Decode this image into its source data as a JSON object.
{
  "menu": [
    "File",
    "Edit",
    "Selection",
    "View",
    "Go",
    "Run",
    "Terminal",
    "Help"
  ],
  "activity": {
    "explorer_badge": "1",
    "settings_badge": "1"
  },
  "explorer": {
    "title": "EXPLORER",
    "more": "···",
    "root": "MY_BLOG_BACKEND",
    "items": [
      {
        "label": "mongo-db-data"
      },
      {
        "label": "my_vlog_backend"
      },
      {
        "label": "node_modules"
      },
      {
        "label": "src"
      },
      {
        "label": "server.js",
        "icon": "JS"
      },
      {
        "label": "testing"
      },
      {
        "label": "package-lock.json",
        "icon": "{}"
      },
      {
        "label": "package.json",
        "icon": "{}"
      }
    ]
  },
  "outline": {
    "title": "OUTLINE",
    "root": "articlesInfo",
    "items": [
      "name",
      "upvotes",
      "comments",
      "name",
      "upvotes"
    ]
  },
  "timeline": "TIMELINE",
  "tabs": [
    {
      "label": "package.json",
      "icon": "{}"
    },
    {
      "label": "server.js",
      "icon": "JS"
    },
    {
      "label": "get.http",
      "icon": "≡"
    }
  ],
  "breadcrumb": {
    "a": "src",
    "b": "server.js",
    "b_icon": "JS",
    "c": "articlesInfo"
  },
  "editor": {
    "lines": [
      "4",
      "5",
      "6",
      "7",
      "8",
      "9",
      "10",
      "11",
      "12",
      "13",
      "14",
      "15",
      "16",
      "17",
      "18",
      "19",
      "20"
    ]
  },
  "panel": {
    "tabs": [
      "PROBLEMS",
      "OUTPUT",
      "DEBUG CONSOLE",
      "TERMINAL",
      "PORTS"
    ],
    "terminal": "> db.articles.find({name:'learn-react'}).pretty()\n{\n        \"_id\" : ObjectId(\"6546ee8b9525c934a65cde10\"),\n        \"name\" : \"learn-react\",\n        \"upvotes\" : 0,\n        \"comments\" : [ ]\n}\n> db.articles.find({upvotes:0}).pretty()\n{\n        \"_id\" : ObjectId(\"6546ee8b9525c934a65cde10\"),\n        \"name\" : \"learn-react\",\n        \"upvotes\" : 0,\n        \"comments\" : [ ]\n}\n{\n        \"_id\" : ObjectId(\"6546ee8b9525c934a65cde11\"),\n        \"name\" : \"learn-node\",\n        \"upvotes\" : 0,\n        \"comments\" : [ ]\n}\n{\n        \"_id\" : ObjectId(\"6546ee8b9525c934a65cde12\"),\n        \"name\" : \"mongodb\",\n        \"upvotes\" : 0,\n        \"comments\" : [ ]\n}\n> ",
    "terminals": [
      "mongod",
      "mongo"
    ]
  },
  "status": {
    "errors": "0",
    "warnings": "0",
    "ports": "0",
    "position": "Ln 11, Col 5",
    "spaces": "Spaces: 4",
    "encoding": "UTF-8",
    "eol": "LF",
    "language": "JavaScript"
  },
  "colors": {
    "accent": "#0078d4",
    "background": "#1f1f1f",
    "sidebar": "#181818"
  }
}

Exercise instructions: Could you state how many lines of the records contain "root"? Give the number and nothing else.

Answer to this exercise: 2